Data shown>
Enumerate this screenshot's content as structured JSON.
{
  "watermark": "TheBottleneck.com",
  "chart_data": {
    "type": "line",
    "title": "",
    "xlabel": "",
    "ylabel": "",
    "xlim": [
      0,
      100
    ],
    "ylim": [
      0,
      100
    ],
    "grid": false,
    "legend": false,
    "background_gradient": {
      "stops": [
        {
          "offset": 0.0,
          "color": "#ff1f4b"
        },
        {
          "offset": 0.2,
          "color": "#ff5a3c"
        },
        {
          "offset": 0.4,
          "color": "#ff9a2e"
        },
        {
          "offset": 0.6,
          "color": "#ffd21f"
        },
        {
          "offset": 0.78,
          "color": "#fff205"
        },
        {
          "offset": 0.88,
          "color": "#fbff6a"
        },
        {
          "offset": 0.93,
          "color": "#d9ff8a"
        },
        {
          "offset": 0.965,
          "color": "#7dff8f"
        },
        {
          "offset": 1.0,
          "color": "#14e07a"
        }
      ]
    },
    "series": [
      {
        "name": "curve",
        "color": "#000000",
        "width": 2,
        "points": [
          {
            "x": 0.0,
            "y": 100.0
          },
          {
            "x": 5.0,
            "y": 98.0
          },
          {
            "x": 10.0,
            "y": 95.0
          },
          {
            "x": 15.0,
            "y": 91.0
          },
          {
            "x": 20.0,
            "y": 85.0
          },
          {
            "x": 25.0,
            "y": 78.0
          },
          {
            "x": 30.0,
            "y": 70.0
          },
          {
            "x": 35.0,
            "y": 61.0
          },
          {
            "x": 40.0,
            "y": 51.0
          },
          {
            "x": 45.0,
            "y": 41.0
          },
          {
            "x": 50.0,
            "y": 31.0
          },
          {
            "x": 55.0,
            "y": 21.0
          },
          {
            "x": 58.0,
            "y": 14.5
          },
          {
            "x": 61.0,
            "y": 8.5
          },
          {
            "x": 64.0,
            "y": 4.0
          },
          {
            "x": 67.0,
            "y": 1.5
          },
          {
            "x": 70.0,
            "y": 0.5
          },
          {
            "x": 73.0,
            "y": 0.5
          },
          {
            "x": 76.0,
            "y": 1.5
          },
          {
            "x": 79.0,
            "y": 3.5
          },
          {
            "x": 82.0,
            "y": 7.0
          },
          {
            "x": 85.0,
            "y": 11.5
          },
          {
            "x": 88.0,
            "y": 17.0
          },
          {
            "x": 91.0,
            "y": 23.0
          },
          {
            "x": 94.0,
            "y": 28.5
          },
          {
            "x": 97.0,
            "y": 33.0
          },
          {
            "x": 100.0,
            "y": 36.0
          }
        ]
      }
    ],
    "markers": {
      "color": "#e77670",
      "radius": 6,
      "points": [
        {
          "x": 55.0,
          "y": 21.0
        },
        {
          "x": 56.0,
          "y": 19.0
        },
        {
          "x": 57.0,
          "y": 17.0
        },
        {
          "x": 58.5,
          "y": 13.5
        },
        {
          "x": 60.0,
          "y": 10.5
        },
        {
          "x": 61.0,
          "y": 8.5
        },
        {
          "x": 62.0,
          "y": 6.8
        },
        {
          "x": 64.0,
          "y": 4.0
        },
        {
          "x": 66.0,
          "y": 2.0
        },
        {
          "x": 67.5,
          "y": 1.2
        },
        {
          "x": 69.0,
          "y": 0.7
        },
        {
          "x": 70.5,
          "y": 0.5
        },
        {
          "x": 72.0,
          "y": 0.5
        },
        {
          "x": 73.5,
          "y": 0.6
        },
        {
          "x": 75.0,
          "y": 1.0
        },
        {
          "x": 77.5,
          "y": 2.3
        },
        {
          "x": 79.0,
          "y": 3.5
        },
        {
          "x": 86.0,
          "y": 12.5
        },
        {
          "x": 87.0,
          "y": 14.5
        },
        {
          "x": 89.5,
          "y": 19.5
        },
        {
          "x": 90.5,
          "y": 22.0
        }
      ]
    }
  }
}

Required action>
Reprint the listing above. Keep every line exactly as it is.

Answer section>
Enumerate this screenshot's content as structured JSON.
{
  "watermark": "TheBottleneck.com",
  "chart_data": {
    "type": "line",
    "title": "",
    "xlabel": "",
    "ylabel": "",
    "xlim": [
      0,
      100
    ],
    "ylim": [
      0,
      100
    ],
    "grid": false,
    "legend": false,
    "background_gradient": {
      "stops": [
        {
          "offset": 0.0,
          "color": "#ff1f4b"
        },
        {
          "offset": 0.2,
          "color": "#ff5a3c"
        },
        {
          "offset": 0.4,
          "color": "#ff9a2e"
        },
        {
          "offset": 0.6,
          "color": "#ffd21f"
        },
        {
          "offset": 0.78,
          "color": "#fff205"
        },
        {
          "offset": 0.88,
          "color": "#fbff6a"
        },
        {
          "offset": 0.93,
          "color": "#d9ff8a"
        },
        {
          "offset": 0.965,
          "color": "#7dff8f"
        },
        {
          "offset": 1.0,
          "color": "#14e07a"
        }
      ]
    },
    "series": [
      {
        "name": "curve",
        "color": "#000000",
        "width": 2,
        "points": [
          {
            "x": 0.0,
            "y": 100.0
          },
          {
            "x": 5.0,
            "y": 98.0
          },
          {
            "x": 10.0,
            "y": 95.0
          },
          {
            "x": 15.0,
            "y": 91.0
          },
          {
            "x": 20.0,
            "y": 85.0
          },
          {
            "x": 25.0,
            "y": 78.0
          },
          {
            "x": 30.0,
            "y": 70.0
          },
          {
            "x": 35.0,
            "y": 61.0
          },
          {
            "x": 40.0,
            "y": 51.0
          },
          {
            "x": 45.0,
            "y": 41.0
          },
          {
            "x": 50.0,
            "y": 31.0
          },
          {
            "x": 55.0,
            "y": 21.0
          },
          {
            "x": 58.0,
            "y": 14.5
          },
          {
            "x": 61.0,
            "y": 8.5
          },
          {
            "x": 64.0,
            "y": 4.0
          },
          {
            "x": 67.0,
            "y": 1.5
          },
          {
            "x": 70.0,
            "y": 0.5
          },
          {
            "x": 73.0,
            "y": 0.5
          },
          {
            "x": 76.0,
            "y": 1.5
          },
          {
            "x": 79.0,
            "y": 3.5
          },
          {
            "x": 82.0,
            "y": 7.0
          },
          {
            "x": 85.0,
            "y": 11.5
          },
          {
            "x": 88.0,
            "y": 17.0
          },
          {
            "x": 91.0,
            "y": 23.0
          },
          {
            "x": 94.0,
            "y": 28.5
          },
          {
            "x": 97.0,
            "y": 33.0
          },
          {
            "x": 100.0,
            "y": 36.0
          }
        ]
      }
    ],
    "markers": {
      "color": "#e77670",
      "radius": 6,
      "points": [
        {
          "x": 55.0,
          "y": 21.0
        },
        {
          "x": 56.0,
          "y": 19.0
        },
        {
          "x": 57.0,
          "y": 17.0
        },
        {
          "x": 58.5,
          "y": 13.5
        },
        {
          "x": 60.0,
          "y": 10.5
        },
        {
          "x": 61.0,
          "y": 8.5
        },
        {
          "x": 62.0,
          "y": 6.8
        },
        {
          "x": 64.0,
          "y": 4.0
        },
        {
          "x": 66.0,
          "y": 2.0
        },
        {
          "x": 67.5,
          "y": 1.2
        },
        {
          "x": 69.0,
          "y": 0.7
        },
        {
          "x": 70.5,
          "y": 0.5
        },
        {
          "x": 72.0,
          "y": 0.5
        },
        {
          "x": 73.5,
          "y": 0.6
        },
        {
          "x": 75.0,
          "y": 1.0
        },
        {
          "x": 77.5,
          "y": 2.3
        },
        {
          "x": 79.0,
          "y": 3.5
        },
        {
          "x": 86.0,
          "y": 12.5
        },
        {
          "x": 87.0,
          "y": 14.5
        },
        {
          "x": 89.5,
          "y": 19.5
        },
        {
          "x": 90.5,
          "y": 22.0
        }
      ]
    }
  }
}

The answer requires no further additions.